Marginalia, Graduate Blog

The Psychological Stages of Thesis Writing

Stephanie Ewing

One Wall of the Book Cave

One Wall of the Book Cave

Although I remain cheerful at this point with a very rough draft of my thesis nearing completion, the more I research and write, the more I’m convinced that thesis writing challenges (and more generally, grad school itself) are at least one-third psychological.

For example, I’ve discovered there are distinct phases one goes through when embarking on a giant, required project such as this:

First, Elation: You’re pumped, thrilled. Your idea is the best ever. You’re going to get it published and print a million copies. If it’s a website, it will become the new Twitter. You are a creative mastermind.

Second, Despair: After about a week of pure joy, you actually begin researching in earnest. The more you read, the more you become aware of how much you don’t know and how much there is left to write. You may spiral into a very dark void of despondency and hopelessness.

Third, Acceptance: Sometime around week 3 or 4, you come to realize that this will never end unless you start writing. So you do. Feelings of hopelessness turn into feelings of plain old overwhelmedness, a familiar and therefore more comfortable place for most grad students.

Fourth, Bargaining: While you’re writing, you play mind games with yourself. I’ll write two pages after I bake this cake, wash the baseboards, write this other piece I’m freelancing, alphabetize my bookshelf, paint this dresser, etc… The urge to procrastinate will be very strong. You may find yourself getting strangely in shape when you take up a new hobby, like running (been there).

The DesPlaines River on my Morning Run

The DesPlaines River on my Morning Run

Fifth, Insanity: But there comes a time when you can procrastinate no more. You will write then, possessed by a spirit of desperate productivity the likes of which you may never otherwise know. You will find you can subsist on nothing other than coffee for days on end, as if from some miraculous, biblical tale.  Once the frenzied writing subsides and you sleep for the first time in weeks, re-writes and edits begin. Stay strong, and remove all possible weapons (knives, staplers, cats) from your home.
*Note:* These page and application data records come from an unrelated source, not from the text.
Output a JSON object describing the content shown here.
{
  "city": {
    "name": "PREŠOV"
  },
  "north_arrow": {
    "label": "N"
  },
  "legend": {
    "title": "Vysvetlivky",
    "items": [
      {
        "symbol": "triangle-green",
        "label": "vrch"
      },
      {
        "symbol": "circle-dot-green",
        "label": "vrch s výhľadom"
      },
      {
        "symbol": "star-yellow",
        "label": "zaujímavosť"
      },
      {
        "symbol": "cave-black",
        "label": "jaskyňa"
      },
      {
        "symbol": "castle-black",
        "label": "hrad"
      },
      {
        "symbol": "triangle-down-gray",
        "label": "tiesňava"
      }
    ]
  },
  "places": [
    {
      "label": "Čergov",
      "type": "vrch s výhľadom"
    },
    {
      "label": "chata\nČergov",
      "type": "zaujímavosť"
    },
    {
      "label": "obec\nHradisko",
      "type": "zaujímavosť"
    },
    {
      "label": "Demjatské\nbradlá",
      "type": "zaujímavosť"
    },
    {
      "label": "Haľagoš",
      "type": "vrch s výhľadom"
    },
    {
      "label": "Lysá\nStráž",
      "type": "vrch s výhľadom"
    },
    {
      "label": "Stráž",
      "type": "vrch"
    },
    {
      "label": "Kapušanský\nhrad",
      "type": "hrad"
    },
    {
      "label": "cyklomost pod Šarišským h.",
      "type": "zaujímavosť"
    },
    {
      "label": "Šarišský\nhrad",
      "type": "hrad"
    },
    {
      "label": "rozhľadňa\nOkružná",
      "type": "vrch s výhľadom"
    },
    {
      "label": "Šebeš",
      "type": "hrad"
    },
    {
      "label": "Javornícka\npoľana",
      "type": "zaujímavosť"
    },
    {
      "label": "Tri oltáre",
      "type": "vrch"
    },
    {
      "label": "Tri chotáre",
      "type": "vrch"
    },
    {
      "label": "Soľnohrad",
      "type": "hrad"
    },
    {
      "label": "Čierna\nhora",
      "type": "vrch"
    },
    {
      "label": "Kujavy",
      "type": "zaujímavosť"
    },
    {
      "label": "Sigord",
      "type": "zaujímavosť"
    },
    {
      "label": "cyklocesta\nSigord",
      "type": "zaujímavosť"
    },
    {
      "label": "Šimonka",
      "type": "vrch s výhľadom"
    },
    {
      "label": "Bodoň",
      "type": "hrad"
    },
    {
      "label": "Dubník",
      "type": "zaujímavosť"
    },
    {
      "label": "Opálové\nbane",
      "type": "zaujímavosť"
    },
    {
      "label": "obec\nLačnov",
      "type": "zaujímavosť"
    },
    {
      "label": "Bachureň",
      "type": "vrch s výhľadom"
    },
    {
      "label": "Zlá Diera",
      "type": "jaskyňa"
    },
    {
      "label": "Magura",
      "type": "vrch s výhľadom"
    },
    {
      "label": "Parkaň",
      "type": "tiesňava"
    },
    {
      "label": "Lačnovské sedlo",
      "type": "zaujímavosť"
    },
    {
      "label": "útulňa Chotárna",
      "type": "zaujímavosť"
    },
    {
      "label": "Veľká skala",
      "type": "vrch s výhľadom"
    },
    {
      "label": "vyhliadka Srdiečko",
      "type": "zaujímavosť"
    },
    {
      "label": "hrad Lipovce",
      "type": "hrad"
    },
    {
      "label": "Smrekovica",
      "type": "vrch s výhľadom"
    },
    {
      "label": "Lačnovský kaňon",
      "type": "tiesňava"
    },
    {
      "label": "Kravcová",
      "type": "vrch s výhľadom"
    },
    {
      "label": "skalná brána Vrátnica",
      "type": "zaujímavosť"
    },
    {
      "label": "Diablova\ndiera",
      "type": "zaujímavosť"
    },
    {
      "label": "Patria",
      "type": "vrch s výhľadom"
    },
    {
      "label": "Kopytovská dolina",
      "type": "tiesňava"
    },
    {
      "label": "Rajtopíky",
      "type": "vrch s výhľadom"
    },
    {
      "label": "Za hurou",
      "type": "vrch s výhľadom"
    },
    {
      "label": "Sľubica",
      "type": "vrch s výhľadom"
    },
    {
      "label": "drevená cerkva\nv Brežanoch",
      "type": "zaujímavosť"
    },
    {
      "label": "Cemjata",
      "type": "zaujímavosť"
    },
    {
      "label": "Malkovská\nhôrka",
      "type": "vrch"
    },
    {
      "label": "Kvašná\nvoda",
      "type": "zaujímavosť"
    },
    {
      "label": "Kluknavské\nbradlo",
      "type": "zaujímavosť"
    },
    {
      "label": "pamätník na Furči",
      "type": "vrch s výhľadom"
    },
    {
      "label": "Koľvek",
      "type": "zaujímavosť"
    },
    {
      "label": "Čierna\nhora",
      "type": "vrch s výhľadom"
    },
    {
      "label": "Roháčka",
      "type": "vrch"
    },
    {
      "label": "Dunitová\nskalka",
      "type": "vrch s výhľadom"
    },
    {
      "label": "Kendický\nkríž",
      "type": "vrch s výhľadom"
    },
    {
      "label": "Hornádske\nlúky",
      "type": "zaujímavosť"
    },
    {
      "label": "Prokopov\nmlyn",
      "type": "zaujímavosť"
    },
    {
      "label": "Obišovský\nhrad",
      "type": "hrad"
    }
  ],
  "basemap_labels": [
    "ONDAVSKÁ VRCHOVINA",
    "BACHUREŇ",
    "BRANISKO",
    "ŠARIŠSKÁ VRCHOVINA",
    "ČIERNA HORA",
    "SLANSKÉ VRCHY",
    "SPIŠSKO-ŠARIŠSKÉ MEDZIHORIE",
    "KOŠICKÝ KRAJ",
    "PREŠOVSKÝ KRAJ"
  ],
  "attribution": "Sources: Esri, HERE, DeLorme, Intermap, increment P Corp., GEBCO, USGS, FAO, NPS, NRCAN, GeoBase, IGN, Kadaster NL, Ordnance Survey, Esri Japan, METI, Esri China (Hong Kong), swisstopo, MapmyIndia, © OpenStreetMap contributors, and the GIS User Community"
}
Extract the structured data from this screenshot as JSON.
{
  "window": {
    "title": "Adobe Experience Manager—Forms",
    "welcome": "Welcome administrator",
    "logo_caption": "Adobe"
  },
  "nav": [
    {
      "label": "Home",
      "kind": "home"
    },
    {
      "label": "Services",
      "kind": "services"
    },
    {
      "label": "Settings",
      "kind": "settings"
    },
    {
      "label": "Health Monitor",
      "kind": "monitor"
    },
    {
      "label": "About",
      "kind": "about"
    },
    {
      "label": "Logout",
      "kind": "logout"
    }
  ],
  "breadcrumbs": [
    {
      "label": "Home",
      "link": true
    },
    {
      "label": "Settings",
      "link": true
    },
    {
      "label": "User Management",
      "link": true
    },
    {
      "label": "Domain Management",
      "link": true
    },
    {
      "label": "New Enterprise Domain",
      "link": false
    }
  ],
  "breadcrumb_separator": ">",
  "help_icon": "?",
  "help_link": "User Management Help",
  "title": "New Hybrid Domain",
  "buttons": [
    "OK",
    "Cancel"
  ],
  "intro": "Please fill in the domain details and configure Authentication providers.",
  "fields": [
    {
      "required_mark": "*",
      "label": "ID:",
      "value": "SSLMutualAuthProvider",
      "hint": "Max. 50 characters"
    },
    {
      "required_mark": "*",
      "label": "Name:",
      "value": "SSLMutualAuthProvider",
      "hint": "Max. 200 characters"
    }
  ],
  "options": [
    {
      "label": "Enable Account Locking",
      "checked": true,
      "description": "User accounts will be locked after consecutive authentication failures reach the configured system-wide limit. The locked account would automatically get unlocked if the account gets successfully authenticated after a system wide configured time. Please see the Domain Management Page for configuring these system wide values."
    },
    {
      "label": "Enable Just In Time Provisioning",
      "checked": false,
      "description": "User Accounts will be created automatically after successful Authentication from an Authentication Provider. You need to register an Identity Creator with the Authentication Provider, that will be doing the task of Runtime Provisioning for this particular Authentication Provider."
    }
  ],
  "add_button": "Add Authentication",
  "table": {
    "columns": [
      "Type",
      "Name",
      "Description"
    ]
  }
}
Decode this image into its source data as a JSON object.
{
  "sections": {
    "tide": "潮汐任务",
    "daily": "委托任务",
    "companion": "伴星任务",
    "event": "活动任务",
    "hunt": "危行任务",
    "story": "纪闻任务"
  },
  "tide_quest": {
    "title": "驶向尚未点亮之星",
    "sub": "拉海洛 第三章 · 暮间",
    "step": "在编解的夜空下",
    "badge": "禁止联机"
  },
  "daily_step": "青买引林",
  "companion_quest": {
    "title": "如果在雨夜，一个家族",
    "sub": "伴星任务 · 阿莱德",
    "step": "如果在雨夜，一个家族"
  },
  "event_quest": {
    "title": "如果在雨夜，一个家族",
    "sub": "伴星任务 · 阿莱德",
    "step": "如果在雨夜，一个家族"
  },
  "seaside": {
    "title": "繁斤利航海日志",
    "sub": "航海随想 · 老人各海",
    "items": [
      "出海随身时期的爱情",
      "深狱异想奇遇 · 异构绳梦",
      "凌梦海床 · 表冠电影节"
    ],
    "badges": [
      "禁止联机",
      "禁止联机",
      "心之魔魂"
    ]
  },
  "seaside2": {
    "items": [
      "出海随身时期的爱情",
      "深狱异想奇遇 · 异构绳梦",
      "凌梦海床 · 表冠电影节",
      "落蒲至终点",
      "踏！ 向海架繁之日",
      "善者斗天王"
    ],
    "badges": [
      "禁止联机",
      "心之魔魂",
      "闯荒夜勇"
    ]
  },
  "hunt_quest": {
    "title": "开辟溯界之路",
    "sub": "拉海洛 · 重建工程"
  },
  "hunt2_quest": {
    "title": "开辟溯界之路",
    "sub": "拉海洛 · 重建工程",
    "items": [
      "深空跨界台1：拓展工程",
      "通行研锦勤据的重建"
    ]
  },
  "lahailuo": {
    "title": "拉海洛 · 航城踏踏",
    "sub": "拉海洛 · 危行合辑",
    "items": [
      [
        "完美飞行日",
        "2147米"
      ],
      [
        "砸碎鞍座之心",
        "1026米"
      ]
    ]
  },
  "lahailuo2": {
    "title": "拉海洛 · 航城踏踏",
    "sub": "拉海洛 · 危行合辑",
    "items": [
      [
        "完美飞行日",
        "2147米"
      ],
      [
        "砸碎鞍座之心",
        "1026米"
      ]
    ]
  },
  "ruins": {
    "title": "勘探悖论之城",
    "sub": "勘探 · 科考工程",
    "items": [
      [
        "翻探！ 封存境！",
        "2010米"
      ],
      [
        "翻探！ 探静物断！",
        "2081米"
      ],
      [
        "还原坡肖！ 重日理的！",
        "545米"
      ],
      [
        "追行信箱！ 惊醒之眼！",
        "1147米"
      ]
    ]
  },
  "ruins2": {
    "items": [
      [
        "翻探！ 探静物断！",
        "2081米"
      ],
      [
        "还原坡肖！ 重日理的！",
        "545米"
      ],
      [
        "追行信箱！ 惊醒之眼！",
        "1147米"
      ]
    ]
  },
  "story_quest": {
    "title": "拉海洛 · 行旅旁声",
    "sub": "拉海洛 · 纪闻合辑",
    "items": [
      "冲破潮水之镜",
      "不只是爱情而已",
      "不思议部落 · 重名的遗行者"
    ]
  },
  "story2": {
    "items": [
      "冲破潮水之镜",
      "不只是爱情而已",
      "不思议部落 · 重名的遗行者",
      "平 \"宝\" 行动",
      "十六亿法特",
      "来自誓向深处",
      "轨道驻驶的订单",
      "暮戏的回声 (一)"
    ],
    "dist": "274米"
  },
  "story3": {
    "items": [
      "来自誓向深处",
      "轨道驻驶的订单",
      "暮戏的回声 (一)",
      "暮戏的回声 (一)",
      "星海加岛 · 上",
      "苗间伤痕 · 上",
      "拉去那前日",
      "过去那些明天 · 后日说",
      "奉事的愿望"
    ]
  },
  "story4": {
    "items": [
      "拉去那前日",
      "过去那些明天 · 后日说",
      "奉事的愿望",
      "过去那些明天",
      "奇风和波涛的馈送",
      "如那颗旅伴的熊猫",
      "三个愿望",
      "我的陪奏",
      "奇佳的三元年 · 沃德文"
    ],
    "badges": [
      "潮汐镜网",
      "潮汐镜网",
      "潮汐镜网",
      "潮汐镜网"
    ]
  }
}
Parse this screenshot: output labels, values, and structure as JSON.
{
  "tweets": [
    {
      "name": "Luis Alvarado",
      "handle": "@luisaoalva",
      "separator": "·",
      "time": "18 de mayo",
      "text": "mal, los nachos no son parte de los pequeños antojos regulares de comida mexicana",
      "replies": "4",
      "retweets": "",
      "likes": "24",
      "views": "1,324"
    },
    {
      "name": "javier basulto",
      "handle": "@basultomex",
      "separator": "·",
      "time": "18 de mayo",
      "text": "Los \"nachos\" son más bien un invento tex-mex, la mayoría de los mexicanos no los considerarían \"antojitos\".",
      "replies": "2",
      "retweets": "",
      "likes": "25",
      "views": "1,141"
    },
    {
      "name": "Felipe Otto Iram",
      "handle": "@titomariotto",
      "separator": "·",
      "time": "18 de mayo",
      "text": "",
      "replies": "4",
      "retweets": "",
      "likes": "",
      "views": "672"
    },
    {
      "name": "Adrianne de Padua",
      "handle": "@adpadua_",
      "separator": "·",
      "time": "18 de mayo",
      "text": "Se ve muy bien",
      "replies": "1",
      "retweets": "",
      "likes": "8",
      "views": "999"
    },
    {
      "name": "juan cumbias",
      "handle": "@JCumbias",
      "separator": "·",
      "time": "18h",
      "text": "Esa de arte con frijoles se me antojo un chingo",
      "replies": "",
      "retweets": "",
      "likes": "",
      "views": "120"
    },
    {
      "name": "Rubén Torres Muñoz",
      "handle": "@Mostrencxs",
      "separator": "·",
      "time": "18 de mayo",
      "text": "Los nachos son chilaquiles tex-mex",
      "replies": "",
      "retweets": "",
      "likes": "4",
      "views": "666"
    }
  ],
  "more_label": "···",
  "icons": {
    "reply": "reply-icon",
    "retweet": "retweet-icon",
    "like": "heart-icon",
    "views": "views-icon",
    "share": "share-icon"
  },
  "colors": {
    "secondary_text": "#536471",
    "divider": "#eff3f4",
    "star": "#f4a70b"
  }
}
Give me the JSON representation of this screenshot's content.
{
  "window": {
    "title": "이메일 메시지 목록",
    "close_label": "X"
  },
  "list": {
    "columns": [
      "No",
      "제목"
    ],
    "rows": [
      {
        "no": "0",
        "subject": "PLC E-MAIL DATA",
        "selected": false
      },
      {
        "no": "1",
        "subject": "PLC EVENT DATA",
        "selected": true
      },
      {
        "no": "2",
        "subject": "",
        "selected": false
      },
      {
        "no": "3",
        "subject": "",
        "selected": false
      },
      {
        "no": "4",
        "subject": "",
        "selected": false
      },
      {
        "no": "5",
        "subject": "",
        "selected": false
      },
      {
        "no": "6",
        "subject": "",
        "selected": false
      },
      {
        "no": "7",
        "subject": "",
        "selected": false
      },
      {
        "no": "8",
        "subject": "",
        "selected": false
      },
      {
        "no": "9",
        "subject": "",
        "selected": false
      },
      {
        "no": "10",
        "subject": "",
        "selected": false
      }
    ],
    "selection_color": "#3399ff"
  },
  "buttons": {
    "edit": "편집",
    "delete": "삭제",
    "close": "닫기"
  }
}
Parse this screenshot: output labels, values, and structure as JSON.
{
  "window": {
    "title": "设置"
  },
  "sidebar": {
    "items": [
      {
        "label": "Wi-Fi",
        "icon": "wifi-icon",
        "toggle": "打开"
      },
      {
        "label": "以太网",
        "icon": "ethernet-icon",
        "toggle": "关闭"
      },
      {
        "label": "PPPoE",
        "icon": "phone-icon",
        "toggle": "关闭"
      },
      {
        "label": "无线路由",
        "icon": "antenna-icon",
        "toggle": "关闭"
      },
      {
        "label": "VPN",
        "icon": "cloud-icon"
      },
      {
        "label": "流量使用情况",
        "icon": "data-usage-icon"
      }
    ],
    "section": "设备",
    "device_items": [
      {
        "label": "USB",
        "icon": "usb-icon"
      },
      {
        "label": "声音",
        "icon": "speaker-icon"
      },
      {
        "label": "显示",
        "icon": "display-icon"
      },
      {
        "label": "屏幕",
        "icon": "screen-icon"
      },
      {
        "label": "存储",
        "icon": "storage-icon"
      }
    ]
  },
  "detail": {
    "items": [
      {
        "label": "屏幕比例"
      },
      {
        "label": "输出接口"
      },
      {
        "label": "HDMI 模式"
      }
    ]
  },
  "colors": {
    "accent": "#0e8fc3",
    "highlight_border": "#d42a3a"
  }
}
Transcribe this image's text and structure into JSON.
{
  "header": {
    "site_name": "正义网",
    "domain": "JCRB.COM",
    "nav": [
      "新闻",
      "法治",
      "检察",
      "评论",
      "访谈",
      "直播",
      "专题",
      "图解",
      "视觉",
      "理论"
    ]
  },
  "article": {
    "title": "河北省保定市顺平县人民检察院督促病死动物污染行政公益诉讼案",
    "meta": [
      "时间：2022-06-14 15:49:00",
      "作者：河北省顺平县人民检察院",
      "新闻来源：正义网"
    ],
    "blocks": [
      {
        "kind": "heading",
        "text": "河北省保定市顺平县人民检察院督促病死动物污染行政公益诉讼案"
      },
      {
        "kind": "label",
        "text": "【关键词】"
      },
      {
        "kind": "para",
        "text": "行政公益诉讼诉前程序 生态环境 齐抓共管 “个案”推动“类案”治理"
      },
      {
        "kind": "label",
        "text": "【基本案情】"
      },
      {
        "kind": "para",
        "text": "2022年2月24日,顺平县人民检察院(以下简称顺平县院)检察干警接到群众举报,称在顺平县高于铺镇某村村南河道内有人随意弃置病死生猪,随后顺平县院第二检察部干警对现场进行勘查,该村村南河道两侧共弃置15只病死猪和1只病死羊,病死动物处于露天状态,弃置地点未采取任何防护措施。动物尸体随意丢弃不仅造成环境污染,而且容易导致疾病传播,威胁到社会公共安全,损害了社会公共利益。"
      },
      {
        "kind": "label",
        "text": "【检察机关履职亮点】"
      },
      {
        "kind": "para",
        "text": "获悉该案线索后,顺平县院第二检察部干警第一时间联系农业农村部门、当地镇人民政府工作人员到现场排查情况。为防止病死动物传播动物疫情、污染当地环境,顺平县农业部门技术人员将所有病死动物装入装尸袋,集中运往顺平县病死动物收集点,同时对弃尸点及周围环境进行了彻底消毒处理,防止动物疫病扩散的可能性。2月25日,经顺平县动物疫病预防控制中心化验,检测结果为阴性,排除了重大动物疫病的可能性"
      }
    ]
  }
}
Sixth, Elation (again), Frustration, and/or Apathy: Then comes the time when you can write no more. You’ve fought the good fight, you’ve reached the end of your semester. Your project has emerged from the cocoon of your seminar class into the big wide world. Everything is now out of your hands. This can inspire a complicated blend of emotions including, but not limited to: relief, ecstasy, pride, joy, fear, frustration, helplessness, lostness, separation anxiety, anger, confusion, apathy, and, perhaps, a new-found understanding of mortality.

But these stages, too, shall pass. So pour a cup of coffee, go do some interviews, seek many hugs, spend hours at your computer, try to be kind to yourself and others, and when it’s all done, celebrate.

The Psychological Stages of Thesis Writing

Although I remain cheerful at this point with a very rough draft of my thesis nearing completion, the more I research and write, the more I’m convinced that thesis writing …

Journalism MA Stephanie Ewing, stephanie.ewing@loop.colum.edu
600 S. Michigan Ave. Chicago, IL 60605